Ask and the answers you shall receive. 

Image: Kevin Mattson

First off, this isn't a "micro" anything – but it is a real fish. What you're looking at is a larval (baby) surgeonfish in the genus Acanthurus. In a matter of months, tiny wonders like this one grow up to be a respectable ten to 12 inches (about 30cm) long. 

It seems this case of miniature mistaken identity can be traced to the Mr Good Travel Instagram page, who identified the fish as a "micro tang" in a post that racked up over 58,000 likes earlier this year. Before long, the fishy ID had surfaced on RedditFacebook and countless Pinterest boards.

The original image, however, belongs to Kevin Mattson, who notes that he released the fish alive, and in seemingly good condition, after the photo was taken. 

Mattson identified the fish as a blue tang. That name probably sounds familiar – thousands of parents flooded pet shops to buy one after Disney's "Finding Dory" hit the big screen. (Don't buy Dory – here's why.)

But the Dory ID isn't quite right either.

The common name "blue tang" is used for two different species of surgeonfish. Dory is a Pacific blue tang (Paracanthurus hepatus), and while that species does have a translucent larval stage, black banding near the tail and slightly different internal colouration make it a little different from Mattson's catch.

The second species is the Atlantic blue tang (Acanthurus coeruleus). This is definitely a warmer guess, and several media outlets settled on it as the correct ID. But Mattson scooped his specimen in Puerto Vallarta, which sits along Mexico's Pacific coast. That location falls well outside the native range for A. coeruleus. 

So what did Mattson really find? Our money is on a baby Achilles tang (Acanthurus achilles) or whitecheek surgeonfish (Acanthurus nigricans), both of which are commonly spotted off the coast of Baja. But that's just a hunch. 

Either way, we can definitely rule out "mutant invisible fish". Many fish species have translucent larva, and the see-through strategy makes sense: when you're tiny and defenceless, staying out of sight is key to survival.
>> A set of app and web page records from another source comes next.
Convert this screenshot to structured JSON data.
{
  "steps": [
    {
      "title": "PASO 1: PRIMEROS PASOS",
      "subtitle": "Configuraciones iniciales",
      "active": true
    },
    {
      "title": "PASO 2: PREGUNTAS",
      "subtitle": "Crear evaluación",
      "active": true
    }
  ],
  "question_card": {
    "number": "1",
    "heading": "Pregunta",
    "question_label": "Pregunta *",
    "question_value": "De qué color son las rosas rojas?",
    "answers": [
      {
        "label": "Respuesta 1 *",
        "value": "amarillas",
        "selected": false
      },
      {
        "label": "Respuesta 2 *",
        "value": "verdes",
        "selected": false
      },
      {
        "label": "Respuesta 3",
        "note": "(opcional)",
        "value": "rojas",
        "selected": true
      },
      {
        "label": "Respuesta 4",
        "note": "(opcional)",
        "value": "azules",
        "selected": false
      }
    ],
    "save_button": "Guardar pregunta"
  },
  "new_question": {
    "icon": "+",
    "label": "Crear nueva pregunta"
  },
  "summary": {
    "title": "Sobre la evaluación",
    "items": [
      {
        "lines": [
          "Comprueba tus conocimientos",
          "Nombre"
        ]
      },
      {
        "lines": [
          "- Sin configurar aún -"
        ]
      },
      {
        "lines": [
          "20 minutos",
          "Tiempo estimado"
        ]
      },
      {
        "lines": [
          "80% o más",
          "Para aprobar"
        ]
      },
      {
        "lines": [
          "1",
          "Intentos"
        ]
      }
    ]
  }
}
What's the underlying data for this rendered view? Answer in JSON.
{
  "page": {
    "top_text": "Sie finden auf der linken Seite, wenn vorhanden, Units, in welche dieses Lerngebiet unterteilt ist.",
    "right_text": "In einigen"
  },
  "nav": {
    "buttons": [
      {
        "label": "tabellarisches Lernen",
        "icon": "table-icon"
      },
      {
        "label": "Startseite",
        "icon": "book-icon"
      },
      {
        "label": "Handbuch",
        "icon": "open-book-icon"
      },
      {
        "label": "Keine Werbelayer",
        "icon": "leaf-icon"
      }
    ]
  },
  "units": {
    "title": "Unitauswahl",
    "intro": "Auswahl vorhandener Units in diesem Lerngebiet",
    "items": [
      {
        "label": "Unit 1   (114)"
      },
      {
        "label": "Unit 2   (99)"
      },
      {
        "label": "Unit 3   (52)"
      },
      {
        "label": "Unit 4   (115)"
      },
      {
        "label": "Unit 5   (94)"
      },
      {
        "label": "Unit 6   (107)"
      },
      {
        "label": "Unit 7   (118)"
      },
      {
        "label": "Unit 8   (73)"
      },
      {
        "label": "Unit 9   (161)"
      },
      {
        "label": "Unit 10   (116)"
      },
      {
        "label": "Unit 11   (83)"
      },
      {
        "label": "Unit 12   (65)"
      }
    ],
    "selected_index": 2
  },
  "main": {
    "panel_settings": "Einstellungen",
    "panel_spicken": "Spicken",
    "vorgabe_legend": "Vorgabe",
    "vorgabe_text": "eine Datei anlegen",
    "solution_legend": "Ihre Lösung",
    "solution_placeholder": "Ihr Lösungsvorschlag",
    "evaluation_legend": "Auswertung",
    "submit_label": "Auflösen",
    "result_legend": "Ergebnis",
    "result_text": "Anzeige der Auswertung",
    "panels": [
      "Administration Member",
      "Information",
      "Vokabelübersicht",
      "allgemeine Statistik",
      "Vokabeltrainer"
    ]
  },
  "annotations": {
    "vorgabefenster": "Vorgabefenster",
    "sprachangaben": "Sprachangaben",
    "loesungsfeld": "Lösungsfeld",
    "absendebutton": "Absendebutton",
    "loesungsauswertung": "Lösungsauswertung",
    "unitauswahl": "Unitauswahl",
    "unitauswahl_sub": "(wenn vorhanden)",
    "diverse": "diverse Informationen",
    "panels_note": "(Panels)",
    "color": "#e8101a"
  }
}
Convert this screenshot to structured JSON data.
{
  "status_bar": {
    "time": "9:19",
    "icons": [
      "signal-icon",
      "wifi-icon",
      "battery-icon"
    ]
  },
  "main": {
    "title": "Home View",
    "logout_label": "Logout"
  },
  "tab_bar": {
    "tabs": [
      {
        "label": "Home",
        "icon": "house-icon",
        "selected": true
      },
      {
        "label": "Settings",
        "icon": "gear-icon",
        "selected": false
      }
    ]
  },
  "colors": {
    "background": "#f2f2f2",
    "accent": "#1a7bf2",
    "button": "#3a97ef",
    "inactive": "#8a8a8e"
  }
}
Baby Dorys, for example, don't turn blue for about 55 days.

If you have more information on this crazy critter, let us know in the comments below! 



Top header image: Elyne Dugény/Flickr